-- ACTIVITY --
Go through the entries below and return every line that contains "this".

[Data records for software interfaces]
----

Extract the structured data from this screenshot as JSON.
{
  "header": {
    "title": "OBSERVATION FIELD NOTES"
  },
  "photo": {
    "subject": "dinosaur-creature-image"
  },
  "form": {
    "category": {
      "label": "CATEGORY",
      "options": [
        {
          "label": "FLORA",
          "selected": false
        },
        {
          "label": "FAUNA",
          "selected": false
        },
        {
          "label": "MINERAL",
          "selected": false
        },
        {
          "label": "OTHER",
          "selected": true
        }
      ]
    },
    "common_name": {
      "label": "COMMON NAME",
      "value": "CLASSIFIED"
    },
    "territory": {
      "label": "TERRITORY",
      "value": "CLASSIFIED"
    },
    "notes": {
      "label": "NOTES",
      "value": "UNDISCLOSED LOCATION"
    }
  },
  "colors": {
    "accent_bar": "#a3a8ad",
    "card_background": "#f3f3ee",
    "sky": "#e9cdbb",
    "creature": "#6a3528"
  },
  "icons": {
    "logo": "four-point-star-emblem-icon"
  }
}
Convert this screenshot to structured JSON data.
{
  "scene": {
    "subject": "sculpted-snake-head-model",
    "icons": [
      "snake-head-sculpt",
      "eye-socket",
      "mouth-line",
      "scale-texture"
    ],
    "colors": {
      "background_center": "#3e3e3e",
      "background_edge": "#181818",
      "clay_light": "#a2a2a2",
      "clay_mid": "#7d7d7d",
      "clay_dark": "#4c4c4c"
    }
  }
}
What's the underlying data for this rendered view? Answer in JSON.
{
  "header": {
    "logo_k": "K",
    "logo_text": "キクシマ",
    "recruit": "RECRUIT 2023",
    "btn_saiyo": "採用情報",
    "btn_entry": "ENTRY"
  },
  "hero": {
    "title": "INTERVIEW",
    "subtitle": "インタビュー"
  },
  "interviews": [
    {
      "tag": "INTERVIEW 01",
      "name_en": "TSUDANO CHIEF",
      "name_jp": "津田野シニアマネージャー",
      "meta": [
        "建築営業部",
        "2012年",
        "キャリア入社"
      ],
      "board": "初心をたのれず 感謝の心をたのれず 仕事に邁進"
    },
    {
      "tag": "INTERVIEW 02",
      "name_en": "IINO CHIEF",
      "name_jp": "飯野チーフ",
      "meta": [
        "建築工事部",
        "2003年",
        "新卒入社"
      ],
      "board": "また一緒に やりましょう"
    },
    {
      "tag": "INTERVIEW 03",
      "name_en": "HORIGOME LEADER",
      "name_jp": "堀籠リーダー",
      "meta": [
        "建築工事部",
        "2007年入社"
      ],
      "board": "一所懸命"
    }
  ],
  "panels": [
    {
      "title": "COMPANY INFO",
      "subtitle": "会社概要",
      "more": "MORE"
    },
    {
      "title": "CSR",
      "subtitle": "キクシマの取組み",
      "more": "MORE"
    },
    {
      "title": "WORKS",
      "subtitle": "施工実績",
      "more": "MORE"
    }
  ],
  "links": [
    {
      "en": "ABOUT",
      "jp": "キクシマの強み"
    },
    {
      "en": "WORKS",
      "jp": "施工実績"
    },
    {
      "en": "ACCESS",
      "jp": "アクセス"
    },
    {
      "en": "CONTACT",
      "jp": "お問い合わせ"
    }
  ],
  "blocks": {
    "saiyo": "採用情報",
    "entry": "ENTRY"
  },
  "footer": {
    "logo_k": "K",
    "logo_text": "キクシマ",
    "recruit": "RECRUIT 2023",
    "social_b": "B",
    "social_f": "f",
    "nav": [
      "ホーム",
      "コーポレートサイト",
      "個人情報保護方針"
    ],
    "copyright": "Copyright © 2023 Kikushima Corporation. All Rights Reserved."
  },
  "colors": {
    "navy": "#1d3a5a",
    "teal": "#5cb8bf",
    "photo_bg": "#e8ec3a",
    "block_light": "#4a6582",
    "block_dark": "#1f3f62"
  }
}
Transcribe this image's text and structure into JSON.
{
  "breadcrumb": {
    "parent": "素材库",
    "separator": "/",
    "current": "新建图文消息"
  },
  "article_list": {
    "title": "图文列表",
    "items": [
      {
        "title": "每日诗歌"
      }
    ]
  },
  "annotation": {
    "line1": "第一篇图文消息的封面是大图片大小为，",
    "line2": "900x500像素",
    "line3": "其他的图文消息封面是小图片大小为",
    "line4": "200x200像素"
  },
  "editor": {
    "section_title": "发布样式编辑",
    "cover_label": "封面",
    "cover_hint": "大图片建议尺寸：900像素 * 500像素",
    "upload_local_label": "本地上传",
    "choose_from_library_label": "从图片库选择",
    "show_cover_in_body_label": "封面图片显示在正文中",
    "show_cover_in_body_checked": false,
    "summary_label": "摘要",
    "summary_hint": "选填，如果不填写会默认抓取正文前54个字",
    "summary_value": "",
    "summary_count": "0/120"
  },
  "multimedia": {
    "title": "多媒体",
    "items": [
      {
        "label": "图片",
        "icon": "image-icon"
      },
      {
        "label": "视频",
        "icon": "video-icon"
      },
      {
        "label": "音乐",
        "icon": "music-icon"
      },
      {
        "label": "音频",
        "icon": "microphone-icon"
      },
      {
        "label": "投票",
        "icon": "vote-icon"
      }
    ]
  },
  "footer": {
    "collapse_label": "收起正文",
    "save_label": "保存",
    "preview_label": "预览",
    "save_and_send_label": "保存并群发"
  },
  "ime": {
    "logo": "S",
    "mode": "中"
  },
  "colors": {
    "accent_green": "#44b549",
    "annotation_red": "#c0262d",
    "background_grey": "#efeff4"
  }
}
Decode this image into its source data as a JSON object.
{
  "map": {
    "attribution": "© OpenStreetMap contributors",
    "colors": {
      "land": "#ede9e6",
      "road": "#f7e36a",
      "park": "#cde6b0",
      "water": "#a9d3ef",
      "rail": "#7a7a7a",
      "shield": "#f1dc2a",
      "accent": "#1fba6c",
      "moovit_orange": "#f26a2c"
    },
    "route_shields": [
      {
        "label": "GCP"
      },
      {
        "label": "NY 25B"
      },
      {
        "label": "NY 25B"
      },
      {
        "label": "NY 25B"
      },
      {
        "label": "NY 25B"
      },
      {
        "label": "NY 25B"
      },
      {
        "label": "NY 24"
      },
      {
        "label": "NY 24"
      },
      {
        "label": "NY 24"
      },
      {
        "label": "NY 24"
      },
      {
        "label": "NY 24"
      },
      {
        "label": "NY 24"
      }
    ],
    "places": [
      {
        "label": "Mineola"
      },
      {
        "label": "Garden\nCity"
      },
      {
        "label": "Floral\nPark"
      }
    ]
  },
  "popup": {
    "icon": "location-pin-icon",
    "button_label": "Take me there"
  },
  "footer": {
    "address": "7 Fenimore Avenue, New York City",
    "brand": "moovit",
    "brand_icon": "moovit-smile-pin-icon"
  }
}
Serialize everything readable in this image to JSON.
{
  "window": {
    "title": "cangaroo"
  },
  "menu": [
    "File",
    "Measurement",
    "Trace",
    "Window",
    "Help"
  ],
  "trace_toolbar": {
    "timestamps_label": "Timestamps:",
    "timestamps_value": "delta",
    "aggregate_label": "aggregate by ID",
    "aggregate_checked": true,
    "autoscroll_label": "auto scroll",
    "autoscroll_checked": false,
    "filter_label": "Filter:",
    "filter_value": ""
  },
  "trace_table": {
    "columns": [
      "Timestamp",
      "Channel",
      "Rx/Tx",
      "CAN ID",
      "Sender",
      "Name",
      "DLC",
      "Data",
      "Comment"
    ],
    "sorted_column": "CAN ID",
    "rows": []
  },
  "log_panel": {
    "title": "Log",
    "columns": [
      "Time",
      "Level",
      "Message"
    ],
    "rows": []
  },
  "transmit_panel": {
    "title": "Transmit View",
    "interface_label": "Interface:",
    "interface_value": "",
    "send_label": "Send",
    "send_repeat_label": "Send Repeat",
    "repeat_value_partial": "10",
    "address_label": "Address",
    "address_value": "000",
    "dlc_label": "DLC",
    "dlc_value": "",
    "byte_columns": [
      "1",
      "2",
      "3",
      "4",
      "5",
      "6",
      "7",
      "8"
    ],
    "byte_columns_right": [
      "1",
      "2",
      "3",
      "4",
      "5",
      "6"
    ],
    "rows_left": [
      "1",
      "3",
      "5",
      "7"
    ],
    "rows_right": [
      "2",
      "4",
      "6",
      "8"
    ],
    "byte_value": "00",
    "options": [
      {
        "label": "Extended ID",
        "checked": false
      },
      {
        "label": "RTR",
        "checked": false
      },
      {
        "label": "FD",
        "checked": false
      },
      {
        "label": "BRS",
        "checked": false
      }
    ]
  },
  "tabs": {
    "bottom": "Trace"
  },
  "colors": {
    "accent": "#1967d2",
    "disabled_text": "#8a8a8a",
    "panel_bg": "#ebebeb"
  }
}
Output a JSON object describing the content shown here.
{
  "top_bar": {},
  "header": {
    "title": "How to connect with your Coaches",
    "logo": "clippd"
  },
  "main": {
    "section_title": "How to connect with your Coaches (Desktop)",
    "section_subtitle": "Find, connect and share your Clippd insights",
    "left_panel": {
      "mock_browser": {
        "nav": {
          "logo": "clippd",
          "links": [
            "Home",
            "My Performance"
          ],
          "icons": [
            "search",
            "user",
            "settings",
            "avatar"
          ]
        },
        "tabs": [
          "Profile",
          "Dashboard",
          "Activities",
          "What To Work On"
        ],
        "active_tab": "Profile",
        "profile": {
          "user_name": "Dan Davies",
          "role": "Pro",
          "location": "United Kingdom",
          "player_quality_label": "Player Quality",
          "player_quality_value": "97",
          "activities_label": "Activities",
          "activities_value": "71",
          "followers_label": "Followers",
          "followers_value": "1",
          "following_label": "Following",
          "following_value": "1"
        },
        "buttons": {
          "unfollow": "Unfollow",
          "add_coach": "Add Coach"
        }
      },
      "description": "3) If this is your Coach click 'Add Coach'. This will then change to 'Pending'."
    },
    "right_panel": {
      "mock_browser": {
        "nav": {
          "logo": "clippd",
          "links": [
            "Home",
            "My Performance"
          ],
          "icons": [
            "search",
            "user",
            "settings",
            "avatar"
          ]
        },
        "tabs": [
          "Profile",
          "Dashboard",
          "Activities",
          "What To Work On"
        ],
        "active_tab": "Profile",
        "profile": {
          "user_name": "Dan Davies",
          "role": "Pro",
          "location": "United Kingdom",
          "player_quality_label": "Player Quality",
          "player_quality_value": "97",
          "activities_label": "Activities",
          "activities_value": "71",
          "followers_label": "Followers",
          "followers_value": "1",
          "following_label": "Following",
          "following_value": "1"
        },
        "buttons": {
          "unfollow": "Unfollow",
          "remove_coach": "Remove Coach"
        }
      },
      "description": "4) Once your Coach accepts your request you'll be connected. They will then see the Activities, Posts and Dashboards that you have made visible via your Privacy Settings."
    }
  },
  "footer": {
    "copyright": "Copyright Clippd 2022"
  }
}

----

-- ANSWER BOX --
Extract the structured data from this screenshot as JSON.
Convert this screenshot to structured JSON data.
What's the underlying data for this rendered view? Answer in JSON.
Transcribe this image's text and structure into JSON.
Decode this image into its source data as a JSON object.
Serialize everything readable in this image to JSON.
      "description": "3) If this is your Coach click 'Add Coach'. This will then change to 'Pending'."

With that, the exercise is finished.